Well, the news is: I have recently obtained both The Joy of Cooking and The Joy of Sex. Actually the latter is More Joy of Sex, as I have been having the improper joy of sex for over 10 years--eek! No wonder I'm so good in bed! The improper joy of cooking, on the other hand, I have not had. Luckily, now I own the joy, with a capital J, of both...I got the joy joy joy down in my...where? down in my...where?

...and the secret is (lean in close for this one): I'm not married!

And if the devil doesn't like it he can sit on a tack, ouch! Sit on a tack, ouch! Sit on a tack! OUCH!

So, moving on from elementary school church songs, you might be asking me, if you were here, how in the hell did I get the Joys (proper) of cooking and sex without solemn vows or surpassing the only occasion on which I might wear a garter? Well, there is a spot in the lobby of my building, where everyone leaves the things they do not want. A rummage sale, without the sale; dumpster diving without the dumpster. I love it. It is my favorite part of living here. At Christmastime, the Christmas tree is placed in the same corner as the things that are being left for scavenge. It is the most beautiful array of gifts one could hope to see--piles of well loved objects looking for more. Velveteen rabbits abound. In fact, when I moved into the building, it was December, and I didn't know that this corner was always the give away spot, I thought it was Christmas generosity (or humbug) that compelled people to share the wealth (or dump their shit), under the tree.

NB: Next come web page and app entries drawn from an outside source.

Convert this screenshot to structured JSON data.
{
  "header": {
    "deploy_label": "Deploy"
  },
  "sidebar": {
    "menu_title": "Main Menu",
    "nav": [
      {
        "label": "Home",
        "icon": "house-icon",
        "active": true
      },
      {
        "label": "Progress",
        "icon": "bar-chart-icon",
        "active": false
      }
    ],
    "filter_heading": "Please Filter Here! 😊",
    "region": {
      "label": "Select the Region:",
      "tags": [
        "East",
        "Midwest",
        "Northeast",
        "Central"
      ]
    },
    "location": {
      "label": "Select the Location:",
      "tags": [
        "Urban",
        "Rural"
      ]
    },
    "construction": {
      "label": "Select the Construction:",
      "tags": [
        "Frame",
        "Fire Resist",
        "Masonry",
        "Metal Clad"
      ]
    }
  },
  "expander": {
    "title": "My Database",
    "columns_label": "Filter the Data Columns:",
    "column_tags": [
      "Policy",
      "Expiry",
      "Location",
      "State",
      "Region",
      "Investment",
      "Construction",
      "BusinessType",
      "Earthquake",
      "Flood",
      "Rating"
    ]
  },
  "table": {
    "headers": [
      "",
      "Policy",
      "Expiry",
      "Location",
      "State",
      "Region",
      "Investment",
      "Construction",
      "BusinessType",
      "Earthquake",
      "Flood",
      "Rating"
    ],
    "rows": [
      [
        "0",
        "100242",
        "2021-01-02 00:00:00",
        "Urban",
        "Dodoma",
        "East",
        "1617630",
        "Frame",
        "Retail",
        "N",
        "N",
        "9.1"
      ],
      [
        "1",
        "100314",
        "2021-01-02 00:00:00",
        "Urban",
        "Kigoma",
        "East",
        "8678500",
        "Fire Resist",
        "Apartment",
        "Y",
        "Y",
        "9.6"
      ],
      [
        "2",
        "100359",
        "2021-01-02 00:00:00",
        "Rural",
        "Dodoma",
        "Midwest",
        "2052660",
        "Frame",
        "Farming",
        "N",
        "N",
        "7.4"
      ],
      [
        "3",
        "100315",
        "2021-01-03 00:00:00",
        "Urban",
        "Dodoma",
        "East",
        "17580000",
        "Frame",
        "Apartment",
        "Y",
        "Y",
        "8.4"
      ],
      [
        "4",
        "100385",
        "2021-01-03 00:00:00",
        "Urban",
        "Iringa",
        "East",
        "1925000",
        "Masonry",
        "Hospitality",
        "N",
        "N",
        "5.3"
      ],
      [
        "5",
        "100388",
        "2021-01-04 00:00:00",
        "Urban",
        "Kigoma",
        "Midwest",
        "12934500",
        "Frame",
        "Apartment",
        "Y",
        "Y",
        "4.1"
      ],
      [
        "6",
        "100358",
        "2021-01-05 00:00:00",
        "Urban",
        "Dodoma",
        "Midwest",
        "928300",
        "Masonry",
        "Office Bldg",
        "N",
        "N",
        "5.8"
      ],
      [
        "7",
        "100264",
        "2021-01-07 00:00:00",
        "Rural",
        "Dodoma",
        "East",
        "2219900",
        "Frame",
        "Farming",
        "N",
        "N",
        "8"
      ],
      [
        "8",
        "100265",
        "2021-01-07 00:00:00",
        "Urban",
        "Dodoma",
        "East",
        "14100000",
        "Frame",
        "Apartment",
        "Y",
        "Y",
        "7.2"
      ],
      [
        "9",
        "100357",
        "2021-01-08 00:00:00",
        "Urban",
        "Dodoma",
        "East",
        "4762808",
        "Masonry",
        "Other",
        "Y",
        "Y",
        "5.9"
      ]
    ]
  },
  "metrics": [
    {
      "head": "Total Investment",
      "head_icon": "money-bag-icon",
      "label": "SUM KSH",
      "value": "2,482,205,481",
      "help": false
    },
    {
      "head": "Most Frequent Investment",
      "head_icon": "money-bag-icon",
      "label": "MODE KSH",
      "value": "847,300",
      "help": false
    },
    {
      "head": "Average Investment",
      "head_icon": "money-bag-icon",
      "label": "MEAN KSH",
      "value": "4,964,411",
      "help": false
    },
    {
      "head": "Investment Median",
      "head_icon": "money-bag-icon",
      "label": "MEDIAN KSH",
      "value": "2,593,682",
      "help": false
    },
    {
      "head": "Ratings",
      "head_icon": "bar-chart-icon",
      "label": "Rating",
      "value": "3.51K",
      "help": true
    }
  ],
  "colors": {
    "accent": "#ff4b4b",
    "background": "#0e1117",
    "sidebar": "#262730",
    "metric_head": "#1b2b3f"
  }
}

So, last Saturday, I came home to find two large--and I mean LARGE--boxes of books. Books! Books! Oh boy books! I won't make a list for you of the booty I collected, but I will tell you it was a veritable feast of literary sustenance--Eco, Borroughs, Beckett, Irving, Woolf, McEwan, Franzen...are you getting the picture? I passed up the biographical sketches of Star Trek characters, as well as some books on make-up techniques used in Star Wars, and some chess essays (chess essays!? damn, come to think of it, I should have grabbed that). Anyways, I had a pile up to my chin, but if I lifted it just a bit, I could fit one last (mind you thin) book under there and possibly navigate the stairs without wiping out. So, there it was: More Joy of Sex. Small enough to fit under my chin, big enough to have nice pictures to look at. I guess whoever had owned it had had enough joy of sex.

The next night I walked into the lobby and all the remaining books (the, like, three I didn't take) had been cleared away or claimed, but above the spot where our unwanteds are deposited was a sign: "Just married sale....combining households, so some stuff must go." After wiping the look of disgust off my face at the saccharine sweet tone of the note and the cheesy graphics, I scratched my chin and wondered if the book boxes I dove into the night before had been a cleaning out of the new married couples' book shelf. The books had had a decidedly complete spectrum of male to female, with moments of absolute polarity (i.e., Virginia Woolf/Boss Tweed biography). It seemed to make sense. And then it dawned on me--one of the things that "had to go" was the joy of sex! Oh, honey, you won't be needing that anymore. And I scratched my chin more and wondered further, had her mother bought her The Joy of Cooking for her wedding shower!? Was this how it worked in all families?

So, I decided that if the rule was not having The Joy of Cooking before you were married, and not having the Joy of Sex after you were married (and all these years I thought it was premarital sex that was the problem!), well, then I would have to break one of those rules. If I am ever going to get married (it could happen), and I want to be sure to keep the joy of sex (proper or improper), I best have The Joy of Cooking before I get married. (I know it seems a bit fuzzy, but trust me, I am the expert at breaking the small rules for the greater good, and I did really well in Symbolic Logic. I could write you a proof for this.) Thus, tonight, after a long therapy session about food and my mother, I bought The Joy of Cooking.

I am going to try it tomorrow--cooking I mean. The joy of sex? Well, my boyfriend has apparently gone into a cave, so not much chance of that tonight. I better go out and get Our Bodies, Ourselves while I am at it...